Camilla Dietz Bergeron and her partner have run Camilla Dietz Bergeron, Ltd. in New York for 20 years, buying and selling antique, period and estate jewelry. She recently gave us her take on most current trends — what pieces are selling today, what won’t move out of the display cases, and what she asks her customers to consider even though their friends aren’t buying it.
- Yellow, yellow, yellow – Gold!
- Two- and three-stone antique and vintage rings
- Antique diamond rings, especially big stones in old mountings
- Anything Art Deco
- Any signed piece (See below)
- Couscous bracelets — Multicolored bracelets made of very small stones. Those with gold and diamonds sell the best.
- Van Cleef Alhambra necklaces. They often sell at auction for more than if you walk into VCA today and buy them new. “It’s nuts!”
- Old Seaman Schepp, prior to their purchase by Trianon
- Victorian stick-pins converted into brooches
- Small pins repurposed to decorate an onyx or rock crystal cuff
- Coin jewelry, e.g., earrings made out of antique coings
- Tiffany Schlumberger bracelets
- Long necklaces with pendants (Take any kind of pin or pendant and put it on a long necklace.)
- Angela Cummings, especially in the secondary market.
- Dangling earrings
- Men’s watches worn by women
- Hermes enamel bracelets
- The Cartier Love bracelet – could not give it away 10 years ago.
- Henry Dunay (in the south – not so much other parts of the country)
- Victorian sets of necklace and bracelet
- Seaman Schepps after its association with Trianon
- Women’s watches with small faces from the 1950s and 1960s
Women are dressing more casually, she says, and they want their jewelry to fit with their clothing.
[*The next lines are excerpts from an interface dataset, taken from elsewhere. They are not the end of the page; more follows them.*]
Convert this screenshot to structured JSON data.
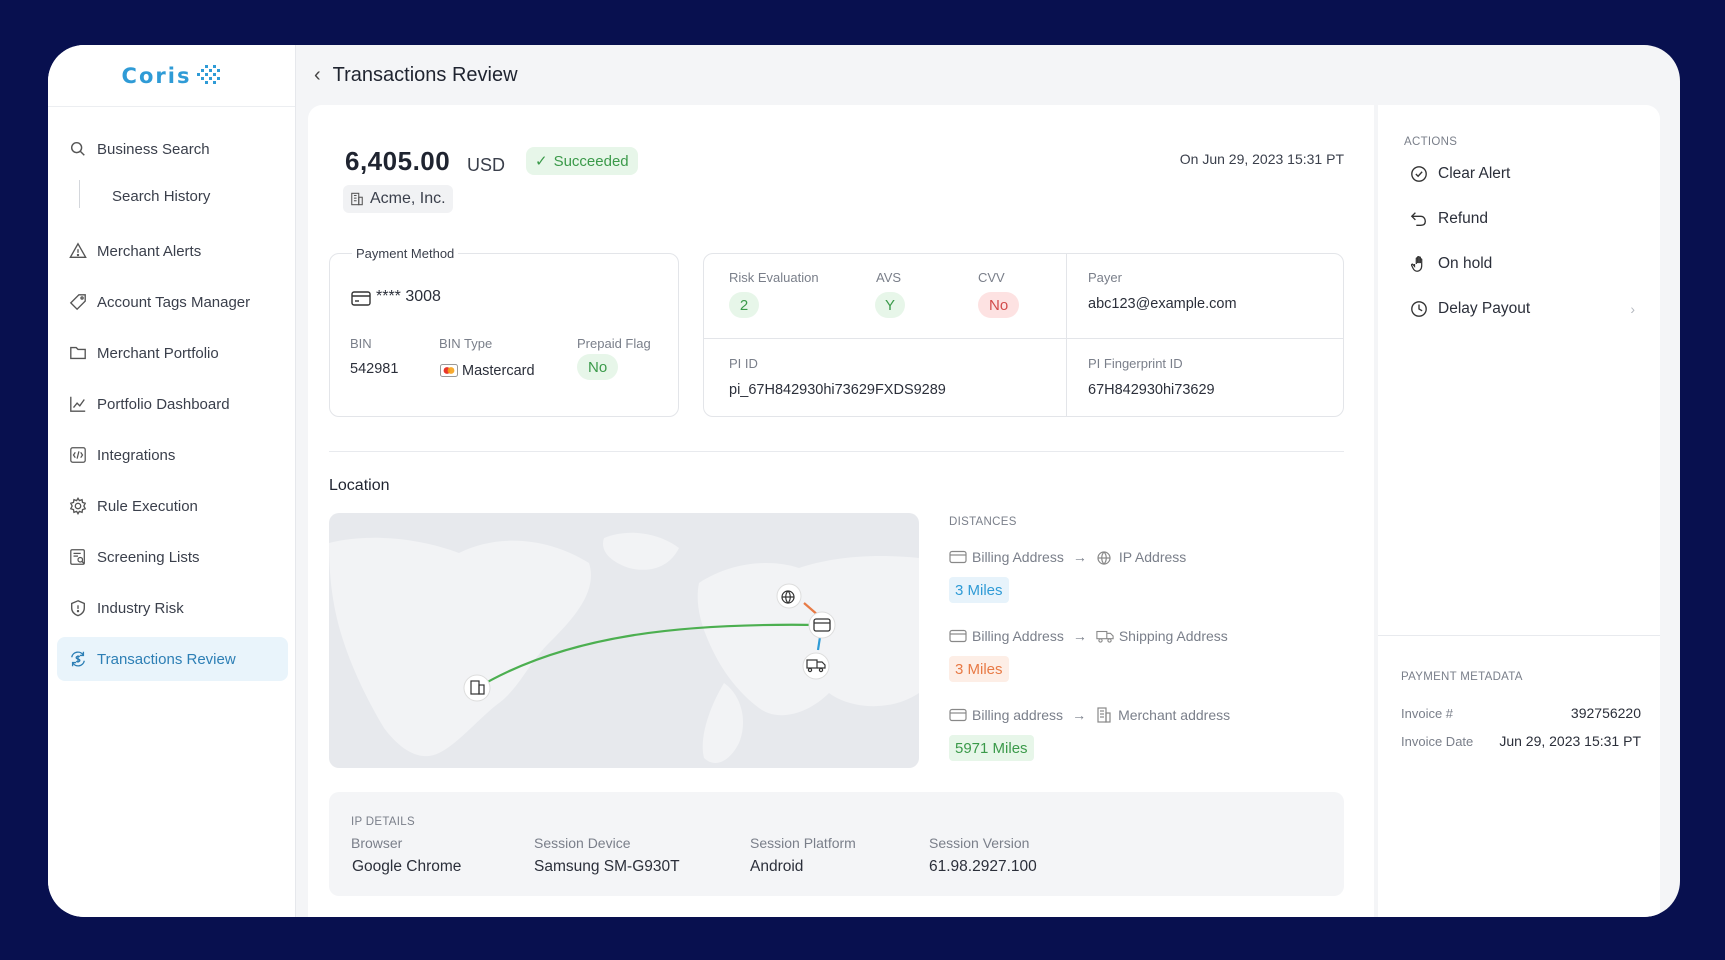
{
  "brand": {
    "name": "Coris",
    "accent": "#2f9bd6"
  },
  "sidebar": {
    "items": [
      {
        "label": "Business Search",
        "icon": "search-icon"
      },
      {
        "label": "Search History",
        "icon": ""
      },
      {
        "label": "Merchant Alerts",
        "icon": "warning-icon"
      },
      {
        "label": "Account Tags Manager",
        "icon": "tag-icon"
      },
      {
        "label": "Merchant Portfolio",
        "icon": "folder-icon"
      },
      {
        "label": "Portfolio Dashboard",
        "icon": "chart-icon"
      },
      {
        "label": "Integrations",
        "icon": "code-icon"
      },
      {
        "label": "Rule Execution",
        "icon": "gear-icon"
      },
      {
        "label": "Screening Lists",
        "icon": "list-search-icon"
      },
      {
        "label": "Industry Risk",
        "icon": "shield-icon"
      },
      {
        "label": "Transactions Review",
        "icon": "dollar-cycle-icon",
        "active": true
      }
    ]
  },
  "header": {
    "title": "Transactions Review"
  },
  "transaction": {
    "amount": "6,405.00",
    "currency": "USD",
    "status": "Succeeded",
    "date": "On Jun 29, 2023 15:31 PT",
    "company": "Acme, Inc."
  },
  "payment_method": {
    "title": "Payment Method",
    "card": "**** 3008",
    "bin_label": "BIN",
    "bin": "542981",
    "bin_type_label": "BIN Type",
    "bin_type": "Mastercard",
    "prepaid_label": "Prepaid Flag",
    "prepaid": "No"
  },
  "risk": {
    "risk_label": "Risk Evaluation",
    "risk_value": "2",
    "avs_label": "AVS",
    "avs_value": "Y",
    "cvv_label": "CVV",
    "cvv_value": "No",
    "payer_label": "Payer",
    "payer_value": "abc123@example.com",
    "pi_id_label": "PI ID",
    "pi_id_value": "pi_67H842930hi73629FXDS9289",
    "fingerprint_label": "PI Fingerprint ID",
    "fingerprint_value": "67H842930hi73629"
  },
  "location": {
    "title": "Location",
    "distances_head": "DISTANCES",
    "rows": [
      {
        "from": "Billing Address",
        "to": "IP Address",
        "miles": "3 Miles",
        "color": "#2f9bd6",
        "bg": "#e7f3fb"
      },
      {
        "from": "Billing Address",
        "to": "Shipping Address",
        "miles": "3 Miles",
        "color": "#e87a45",
        "bg": "#fdeee6"
      },
      {
        "from": "Billing address",
        "to": "Merchant address",
        "miles": "5971 Miles",
        "color": "#3b9a4a",
        "bg": "#e7f6e9"
      }
    ]
  },
  "ip_details": {
    "head": "IP DETAILS",
    "fields": [
      {
        "label": "Browser",
        "value": "Google Chrome"
      },
      {
        "label": "Session Device",
        "value": "Samsung SM-G930T"
      },
      {
        "label": "Session Platform",
        "value": "Android"
      },
      {
        "label": "Session Version",
        "value": "61.98.2927.100"
      }
    ]
  },
  "actions": {
    "head": "ACTIONS",
    "items": [
      {
        "label": "Clear Alert",
        "icon": "check-circle-icon"
      },
      {
        "label": "Refund",
        "icon": "undo-icon"
      },
      {
        "label": "On hold",
        "icon": "hand-icon"
      },
      {
        "label": "Delay Payout",
        "icon": "clock-icon"
      }
    ]
  },
  "payment_metadata": {
    "head": "PAYMENT METADATA",
    "invoice_label": "Invoice #",
    "invoice_value": "392756220",
    "invoice_date_label": "Invoice Date",
    "invoice_date_value": "Jun 29, 2023 15:31 PT"
  }
}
Gold pieces fit in better, and are usually more streamlined and less intricate.
Signed jewelry is wonderful, she says, because it is easier to resell, but she becomes frustrated with clients who won’t consider beautiful, well-made jewelry that happens to be unsigned.
“It’s going to differentiate you,” she explains to them. “You’re going to have a beautiful piece, very well made and you’re going to have a piece that nobody else has.” It makes her crazy!
What not to do
Do not convert clip earrings from the 1940s, 1950s and 1960s onto a post. They will never sit right, so wear them as they were originally designed.
14K is OK
Although today’s gold is usually 18 karat, older jewelry especially from the 1940s, for example, is often 14K. That does not diminish its quality or wearability.
Guidance for dealers
The range for pricing is narrowing. Recognize that your potential clients have done their homework on online sites, and that they are also more willing to buy online than they have in the past. If you have online clients, it is critical to be able to provide high-quality photos.
Where dealers should look
Regional auction houses often offer good prices on pieces that can then even be resold at the large auction houses. Remember, it’s important to know you’re working with dealers who will stand behind their merchandise.
Who is collectible today?
She recommends Hemmerle, a Munich-based jeweler that isn’t well-known in the U.S.; and James de Givenchy whose New York store is called Taffin.
Never sell pearls to a woman that are whiter than the woman’s teeth.